“There’s no such thing as a small act of kindness. Every act creates a ripple with no logical end.” — Scott Adams
It is accepted wisdom that there are valuable benefits to paying employees more. Paying people more than market rate has been shown to increase employee engagement and productivity, reduce turnover and its associated costs, mediate the need for expensive supervision, and improve brands.
Some of these benefits are measurable and concrete, some are subjective, but the overall result of increasing pay has been found to be more profitable businesses. And while boosting profits is a great reason to pay employees more, there’s another reason that may be exponentially more gratifying: creating real, tangible, and personal impact.
Paying people more than market rate has been shown to increase employee engagement and productivity. Tweet This Quote

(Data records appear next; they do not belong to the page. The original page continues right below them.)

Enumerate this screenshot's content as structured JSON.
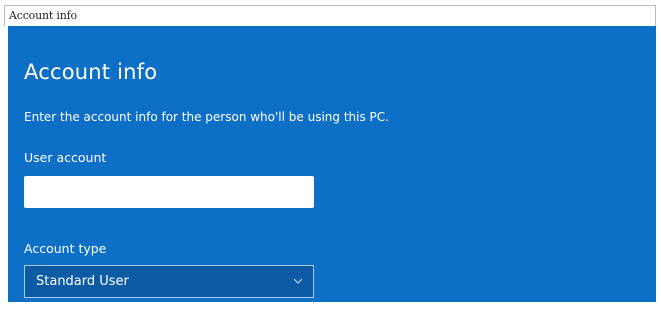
{
  "window": {
    "title": "Account info"
  },
  "main": {
    "heading": "Account info",
    "instruction": "Enter the account info for the person who'll be using this PC.",
    "user_account": {
      "label": "User account",
      "value": "",
      "placeholder": ""
    },
    "account_type": {
      "label": "Account type",
      "selected": "Standard User"
    }
  },
  "icons": {
    "dropdown": "chevron-down-icon"
  },
  "colors": {
    "panel_background": "#0e6fc6",
    "select_background": "#0c5ba4",
    "text": "#ffffff"
  }
}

A business’s purpose, culture, and operations can all contribute to cultivating a positive impact. That impact can be amplified and diversified by paying employees more. Transferring more of the wealth of a business to its employees can have a positive impact in unpredictable and manifold ways.
Bigger paychecks allow businesses to make greater impact by investing in the most impactful sector of the philanthropic economy: individuals. Paying employees more supports those most likely to be generous philanthropists to give even more (the largest source of charitable giving comes from individuals at 71 percent of total giving, verses the 5 percent of total giving offered by corporations).
On top of supporting active philanthropy, paying more also creates the conditions and freedoms for people to create impact outside of the constructs of their jobs. When people have more than they need, they are more likely to contribute in their communities and in ways that a business cannot. It allows them to spend their time, energy, and money on activities that directly affect lives for the better.
The largest source of charitable giving comes from individuals at 71 percent of total giving, verses the 5 percent of total giving offered by corporations. Tweet This Quote
For instance, a raise recently offered at my company is now being used to offer more affordable, holistic birth-services support. Our part-time director of operations is also a doula, and her reaction to that increase in her paycheck was to make her services available to more clients without financial resources. In this way, my business was able to indirectly contribute to safer and more healthful births and more positive birth experiences for more people in our community.
Paying employees enough so that they don’t have to work overtime or multiple jobs might allow them time to volunteer, which would benefit individuals, communities, or environments. It may allow them to pay for an education or activity for their children that could have life-long effects. It may allow their partners to do important unpaid work such as parenting, eldercare, art, or writing.
Paying more allows people to create impact outside of the constructs of their jobs. Tweet This Quote
Paying more makes a real impact in people’s personal lives and in ways that we can’t necessarily predict or measure. It is a concrete way to support the good that people already do and to amplify the powerful ripple effect of personal intentions and actions. Not only does it allow our businesses to flourish, it also allows the individuals that make up our businesses to spread impact and do good in a way that a business itself never can.
This post originally published on DOJO4.